It’s incredible how some movies have remained as relevant as they were when they were first released. The Graduate is a movie straight out of the ennui of 1960s youth culture, but it’s far more nuanced than that. Roger Ebert’s reading of the film on its original release was to empathize with its protagonist. Thirty years later, he retracted many of his comments to say how his sympathies had shifted to the older woman he has a tryst with, how she is the character the audience is meant to feel heartbreak for. The Graduate is a movie with no heroes or villains, simply people existing, making choices, and never truly knowing if the choices they make are the right ones or not.
Balance of Terror (S1E14) Original air date: December 15, 1966 Written by Paul Schneider Directed by Vincent McEveety
Balance of Terror marks the first appearance of the Romulans and surprised me in many ways. This is not one of my favorites, but it is a solid standard Star Trek episode with exciting twists. The first is that no Federation member has ever seen a Romulan. I’m not big on detailed Star Trek lore, so this was my first time learning about the brutal nuclear conflict between these powers, which happened without either side ever seeing someone from the other. This is even more surprising because the Romulans look nearly identical to the Vulcans. I had been under the impression the Vulcan-Romulan connection was something known for centuries, but it’s within the context of Star Trek that it is even discovered.
A Shot in the Dark (1964) Written by Blake Edwards and William Peter Blatty Directed by Blake Edwards
By 1964, British actor Peter Sellers was a well-known name in the United Kingdom and the rest of the world due to his appearance as Inspector Jacques Clouseau in 1963’s The Pink Panther. Previously, Sellers had built a career starting as a member of The Goon Squad on British radio and then as an actor, most prominently in Lolita for Stanley Kubrick. At the start of 1964, audiences were shown Sellers’ full range of abilities in Dr. Strangelove, and at the end of that same year, got A Shot in the Dark. Clouseau was a populist character, a mockery of the police that gave the audience laughs over his pompous buffoonery. That’s the core conceit of the character is that he is an idiot who carries himself with unearned confidence and, when he is proven inept time and time again, persists in his methods. He is the perfect parody of a police officer. Filmmaker Blake Edwards wanted to keep the Clouseau money machine going, so he, along with William Peter Blatty (yes, the author of The Exorcist), adapted a French play about a stupid detective investigating a murder and simply made it Clouseau.

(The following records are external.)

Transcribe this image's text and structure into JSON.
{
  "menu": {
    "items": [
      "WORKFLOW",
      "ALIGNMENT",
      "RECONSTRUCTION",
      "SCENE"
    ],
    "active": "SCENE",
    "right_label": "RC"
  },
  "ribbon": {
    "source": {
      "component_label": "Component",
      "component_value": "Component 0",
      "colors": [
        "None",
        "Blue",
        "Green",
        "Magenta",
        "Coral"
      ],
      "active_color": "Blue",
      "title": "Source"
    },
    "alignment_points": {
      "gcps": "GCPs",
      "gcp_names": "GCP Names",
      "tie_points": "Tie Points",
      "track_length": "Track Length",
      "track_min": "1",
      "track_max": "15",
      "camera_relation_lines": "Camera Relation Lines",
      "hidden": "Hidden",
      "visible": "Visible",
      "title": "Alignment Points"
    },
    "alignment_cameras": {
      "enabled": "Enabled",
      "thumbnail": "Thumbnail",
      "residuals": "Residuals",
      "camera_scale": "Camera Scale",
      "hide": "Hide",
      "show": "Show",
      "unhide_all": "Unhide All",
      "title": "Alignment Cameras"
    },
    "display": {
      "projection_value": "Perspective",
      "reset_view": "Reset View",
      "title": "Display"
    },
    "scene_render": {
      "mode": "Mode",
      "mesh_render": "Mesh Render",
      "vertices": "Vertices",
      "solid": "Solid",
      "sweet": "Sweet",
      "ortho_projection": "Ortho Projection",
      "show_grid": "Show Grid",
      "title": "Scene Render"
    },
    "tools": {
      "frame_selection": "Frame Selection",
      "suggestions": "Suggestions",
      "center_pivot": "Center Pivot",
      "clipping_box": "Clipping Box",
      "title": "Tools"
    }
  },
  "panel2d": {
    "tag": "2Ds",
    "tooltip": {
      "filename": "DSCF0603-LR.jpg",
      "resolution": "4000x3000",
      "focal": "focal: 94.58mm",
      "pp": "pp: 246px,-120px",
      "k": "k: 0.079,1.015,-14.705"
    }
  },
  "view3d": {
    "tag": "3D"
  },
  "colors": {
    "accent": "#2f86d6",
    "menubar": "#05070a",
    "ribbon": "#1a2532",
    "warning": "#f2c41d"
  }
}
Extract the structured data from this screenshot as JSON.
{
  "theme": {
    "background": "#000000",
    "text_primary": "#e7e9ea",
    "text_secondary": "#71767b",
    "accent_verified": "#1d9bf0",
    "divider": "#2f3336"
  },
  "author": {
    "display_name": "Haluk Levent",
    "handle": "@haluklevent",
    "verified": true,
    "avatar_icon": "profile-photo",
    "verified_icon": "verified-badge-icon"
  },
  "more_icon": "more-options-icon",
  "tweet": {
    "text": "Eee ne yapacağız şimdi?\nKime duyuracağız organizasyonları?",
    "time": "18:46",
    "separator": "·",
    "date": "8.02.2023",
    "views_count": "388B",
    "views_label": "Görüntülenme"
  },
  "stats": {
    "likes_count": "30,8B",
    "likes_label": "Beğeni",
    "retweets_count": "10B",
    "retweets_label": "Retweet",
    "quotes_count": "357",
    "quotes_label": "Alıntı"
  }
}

There is absolutely no need for me to introduce Star Trek to you. Instead, I will share my connection with the series. I have never been anywhere close to a Trekkie, but I grew up appreciating many nerdy things as a nerdy guy. I regularly watched reruns of the original series that aired on our local Fox affiliate in Tennessee in the late 1980s/early 1990s. They were part of that late afternoon/early evening block of old shows. I loved the movies featuring the original crew, with Star Trek III: The Search for Spock being my favorite for some reason that eludes me. I’ve rewatched it in the last few years, and it does not hold up. In late 2019, Ariana and I watched the thirty highest-rated episodes on IMDb of Star Trek: The Next Generation. It was a lot of fun and her first time ever watching any of the series. In the same way, this was her first time watching the original Star Trek, and part of my enjoyment was seeing her reactions to things I knew were coming. So starting this Sunday and continuing through every Sunday in March, I will share my reviews of the episodes we watched.